# Exercise requirements
Write each entry out again exactly as it was given.

━━━━━ Records for processing ━━━━━

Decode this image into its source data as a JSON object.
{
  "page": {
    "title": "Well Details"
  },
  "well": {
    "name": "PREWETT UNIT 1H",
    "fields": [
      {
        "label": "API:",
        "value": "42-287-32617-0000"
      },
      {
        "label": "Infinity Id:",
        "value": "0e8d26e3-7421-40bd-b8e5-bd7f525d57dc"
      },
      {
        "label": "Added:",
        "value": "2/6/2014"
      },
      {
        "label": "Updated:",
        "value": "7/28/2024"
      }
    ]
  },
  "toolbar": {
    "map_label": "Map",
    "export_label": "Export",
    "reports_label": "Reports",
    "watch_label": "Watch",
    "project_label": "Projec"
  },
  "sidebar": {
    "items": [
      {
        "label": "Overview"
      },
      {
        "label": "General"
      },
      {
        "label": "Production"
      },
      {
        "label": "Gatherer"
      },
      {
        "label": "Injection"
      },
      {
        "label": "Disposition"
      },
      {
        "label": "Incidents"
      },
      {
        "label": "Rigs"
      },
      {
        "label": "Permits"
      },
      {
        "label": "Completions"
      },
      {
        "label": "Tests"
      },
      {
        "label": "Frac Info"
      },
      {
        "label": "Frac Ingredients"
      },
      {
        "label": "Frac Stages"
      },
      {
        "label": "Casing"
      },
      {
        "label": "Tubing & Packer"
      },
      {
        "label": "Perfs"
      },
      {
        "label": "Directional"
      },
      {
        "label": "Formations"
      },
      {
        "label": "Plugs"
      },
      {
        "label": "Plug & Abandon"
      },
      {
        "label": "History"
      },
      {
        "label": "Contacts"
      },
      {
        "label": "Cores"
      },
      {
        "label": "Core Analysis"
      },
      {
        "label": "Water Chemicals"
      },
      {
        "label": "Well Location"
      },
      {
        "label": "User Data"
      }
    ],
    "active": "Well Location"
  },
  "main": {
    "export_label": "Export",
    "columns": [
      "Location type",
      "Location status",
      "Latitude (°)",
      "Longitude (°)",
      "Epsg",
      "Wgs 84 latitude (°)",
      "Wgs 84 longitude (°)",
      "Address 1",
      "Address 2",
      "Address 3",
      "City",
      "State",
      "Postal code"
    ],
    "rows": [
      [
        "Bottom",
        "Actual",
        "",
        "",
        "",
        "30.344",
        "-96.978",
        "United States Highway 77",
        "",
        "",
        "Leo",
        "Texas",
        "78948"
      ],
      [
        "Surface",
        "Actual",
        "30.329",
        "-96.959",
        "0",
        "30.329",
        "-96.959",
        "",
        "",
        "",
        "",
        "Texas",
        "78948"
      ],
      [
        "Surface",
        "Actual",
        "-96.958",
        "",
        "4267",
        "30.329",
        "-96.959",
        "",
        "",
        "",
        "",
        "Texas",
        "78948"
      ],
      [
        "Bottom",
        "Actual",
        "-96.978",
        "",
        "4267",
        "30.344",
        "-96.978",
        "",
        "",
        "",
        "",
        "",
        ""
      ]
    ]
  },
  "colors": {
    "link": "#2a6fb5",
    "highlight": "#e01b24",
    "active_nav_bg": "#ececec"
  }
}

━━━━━

# Your solution
Decode this image into its source data as a JSON object.
{
  "page": {
    "title": "Well Details"
  },
  "well": {
    "name": "PREWETT UNIT 1H",
    "fields": [
      {
        "label": "API:",
        "value": "42-287-32617-0000"
      },
      {
        "label": "Infinity Id:",
        "value": "0e8d26e3-7421-40bd-b8e5-bd7f525d57dc"
      },
      {
        "label": "Added:",
        "value": "2/6/2014"
      },
      {
        "label": "Updated:",
        "value": "7/28/2024"
      }
    ]
  },
  "toolbar": {
    "map_label": "Map",
    "export_label": "Export",
    "reports_label": "Reports",
    "watch_label": "Watch",
    "project_label": "Projec"
  },
  "sidebar": {
    "items": [
      {
        "label": "Overview"
      },
      {
        "label": "General"
      },
      {
        "label": "Production"
      },
      {
        "label": "Gatherer"
      },
      {
        "label": "Injection"
      },
      {
        "label": "Disposition"
      },
      {
        "label": "Incidents"
      },
      {
        "label": "Rigs"
      },
      {
        "label": "Permits"
      },
      {
        "label": "Completions"
      },
      {
        "label": "Tests"
      },
      {
        "label": "Frac Info"
      },
      {
        "label": "Frac Ingredients"
      },
      {
        "label": "Frac Stages"
      },
      {
        "label": "Casing"
      },
      {
        "label": "Tubing & Packer"
      },
      {
        "label": "Perfs"
      },
      {
        "label": "Directional"
      },
      {
        "label": "Formations"
      },
      {
        "label": "Plugs"
      },
      {
        "label": "Plug & Abandon"
      },
      {
        "label": "History"
      },
      {
        "label": "Contacts"
      },
      {
        "label": "Cores"
      },
      {
        "label": "Core Analysis"
      },
      {
        "label": "Water Chemicals"
      },
      {
        "label": "Well Location"
      },
      {
        "label": "User Data"
      }
    ],
    "active": "Well Location"
  },
  "main": {
    "export_label": "Export",
    "columns": [
      "Location type",
      "Location status",
      "Latitude (°)",
      "Longitude (°)",
      "Epsg",
      "Wgs 84 latitude (°)",
      "Wgs 84 longitude (°)",
      "Address 1",
      "Address 2",
      "Address 3",
      "City",
      "State",
      "Postal code"
    ],
    "rows": [
      [
        "Bottom",
        "Actual",
        "",
        "",
        "",
        "30.344",
        "-96.978",
        "United States Highway 77",
        "",
        "",
        "Leo",
        "Texas",
        "78948"
      ],
      [
        "Surface",
        "Actual",
        "30.329",
        "-96.959",
        "0",
        "30.329",
        "-96.959",
        "",
        "",
        "",
        "",
        "Texas",
        "78948"
      ],
      [
        "Surface",
        "Actual",
        "-96.958",
        "",
        "4267",
        "30.329",
        "-96.959",
        "",
        "",
        "",
        "",
        "Texas",
        "78948"
      ],
      [
        "Bottom",
        "Actual",
        "-96.978",
        "",
        "4267",
        "30.344",
        "-96.978",
        "",
        "",
        "",
        "",
        "",
        ""
      ]
    ]
  },
  "colors": {
    "link": "#2a6fb5",
    "highlight": "#e01b24",
    "active_nav_bg": "#ececec"
  }
}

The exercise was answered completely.